-- GIVEN ENTRIES --

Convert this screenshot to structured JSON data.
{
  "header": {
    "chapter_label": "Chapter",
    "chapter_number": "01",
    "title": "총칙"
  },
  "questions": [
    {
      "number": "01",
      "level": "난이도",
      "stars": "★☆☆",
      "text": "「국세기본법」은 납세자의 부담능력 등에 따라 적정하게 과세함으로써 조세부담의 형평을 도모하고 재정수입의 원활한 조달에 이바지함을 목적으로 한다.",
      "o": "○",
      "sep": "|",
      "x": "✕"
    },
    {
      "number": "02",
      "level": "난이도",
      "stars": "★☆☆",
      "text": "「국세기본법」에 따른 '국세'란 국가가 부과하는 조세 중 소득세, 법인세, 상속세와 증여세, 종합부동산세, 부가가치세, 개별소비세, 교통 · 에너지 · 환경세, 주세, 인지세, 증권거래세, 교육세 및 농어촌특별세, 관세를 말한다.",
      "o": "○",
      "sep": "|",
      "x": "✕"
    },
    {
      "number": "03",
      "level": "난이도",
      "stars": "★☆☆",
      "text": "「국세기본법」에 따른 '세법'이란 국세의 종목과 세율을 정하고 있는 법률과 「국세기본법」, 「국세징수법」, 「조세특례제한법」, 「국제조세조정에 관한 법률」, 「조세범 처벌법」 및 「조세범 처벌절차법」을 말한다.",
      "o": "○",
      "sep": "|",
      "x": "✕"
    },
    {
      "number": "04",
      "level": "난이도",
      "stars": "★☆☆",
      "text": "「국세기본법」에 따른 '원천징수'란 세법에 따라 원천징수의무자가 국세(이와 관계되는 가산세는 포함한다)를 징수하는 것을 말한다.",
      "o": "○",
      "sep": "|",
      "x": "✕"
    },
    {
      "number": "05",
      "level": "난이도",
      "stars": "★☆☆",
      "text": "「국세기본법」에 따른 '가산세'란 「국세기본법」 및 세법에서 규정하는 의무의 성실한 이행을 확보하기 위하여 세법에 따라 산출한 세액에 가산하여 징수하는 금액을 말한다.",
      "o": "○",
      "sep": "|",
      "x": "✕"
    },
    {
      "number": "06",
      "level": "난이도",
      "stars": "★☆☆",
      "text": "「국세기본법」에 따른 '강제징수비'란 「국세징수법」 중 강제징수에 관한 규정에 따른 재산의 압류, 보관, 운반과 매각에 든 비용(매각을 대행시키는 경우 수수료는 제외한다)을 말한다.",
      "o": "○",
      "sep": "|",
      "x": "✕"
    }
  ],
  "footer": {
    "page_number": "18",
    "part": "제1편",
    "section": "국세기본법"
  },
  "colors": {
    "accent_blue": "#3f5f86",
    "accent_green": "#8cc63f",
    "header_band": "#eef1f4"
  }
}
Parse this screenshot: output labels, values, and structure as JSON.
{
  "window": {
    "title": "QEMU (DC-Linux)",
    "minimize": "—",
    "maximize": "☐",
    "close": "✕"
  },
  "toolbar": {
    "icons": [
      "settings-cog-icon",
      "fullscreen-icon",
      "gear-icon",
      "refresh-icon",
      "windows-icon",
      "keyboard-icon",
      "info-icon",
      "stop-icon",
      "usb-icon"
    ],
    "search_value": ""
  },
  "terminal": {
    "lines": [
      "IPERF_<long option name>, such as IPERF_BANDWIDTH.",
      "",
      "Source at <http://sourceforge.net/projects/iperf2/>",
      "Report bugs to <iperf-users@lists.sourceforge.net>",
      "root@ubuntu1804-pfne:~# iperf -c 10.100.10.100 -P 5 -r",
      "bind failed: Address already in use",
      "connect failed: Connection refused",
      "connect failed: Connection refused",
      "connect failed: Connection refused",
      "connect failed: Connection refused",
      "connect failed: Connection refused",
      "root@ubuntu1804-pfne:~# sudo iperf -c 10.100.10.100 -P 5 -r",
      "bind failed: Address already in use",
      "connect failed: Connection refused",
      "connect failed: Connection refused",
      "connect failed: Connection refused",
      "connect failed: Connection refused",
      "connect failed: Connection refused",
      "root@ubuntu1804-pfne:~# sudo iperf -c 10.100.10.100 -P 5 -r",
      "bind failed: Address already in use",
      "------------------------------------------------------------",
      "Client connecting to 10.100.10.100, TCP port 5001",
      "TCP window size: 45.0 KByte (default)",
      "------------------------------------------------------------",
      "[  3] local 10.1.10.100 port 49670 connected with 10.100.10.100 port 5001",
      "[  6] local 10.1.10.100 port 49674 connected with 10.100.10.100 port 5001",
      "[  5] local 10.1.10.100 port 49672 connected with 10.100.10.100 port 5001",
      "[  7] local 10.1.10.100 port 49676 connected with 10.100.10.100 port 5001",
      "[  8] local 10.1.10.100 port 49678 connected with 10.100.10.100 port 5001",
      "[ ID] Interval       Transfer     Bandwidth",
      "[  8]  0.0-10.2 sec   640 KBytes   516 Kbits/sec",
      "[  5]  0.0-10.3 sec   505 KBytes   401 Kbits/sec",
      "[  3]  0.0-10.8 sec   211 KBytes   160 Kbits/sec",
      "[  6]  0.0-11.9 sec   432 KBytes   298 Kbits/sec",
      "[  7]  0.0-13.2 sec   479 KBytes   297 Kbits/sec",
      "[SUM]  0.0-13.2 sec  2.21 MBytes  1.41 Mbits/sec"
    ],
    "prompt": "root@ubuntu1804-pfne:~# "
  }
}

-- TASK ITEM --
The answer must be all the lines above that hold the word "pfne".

-- EXERCISE SOLUTION --
      "root@ubuntu1804-pfne:~# iperf -c 10.100.10.100 -P 5 -r",
      "root@ubuntu1804-pfne:~# sudo iperf -c 10.100.10.100 -P 5 -r",
      "root@ubuntu1804-pfne:~# sudo iperf -c 10.100.10.100 -P 5 -r",
    "prompt": "root@ubuntu1804-pfne:~# "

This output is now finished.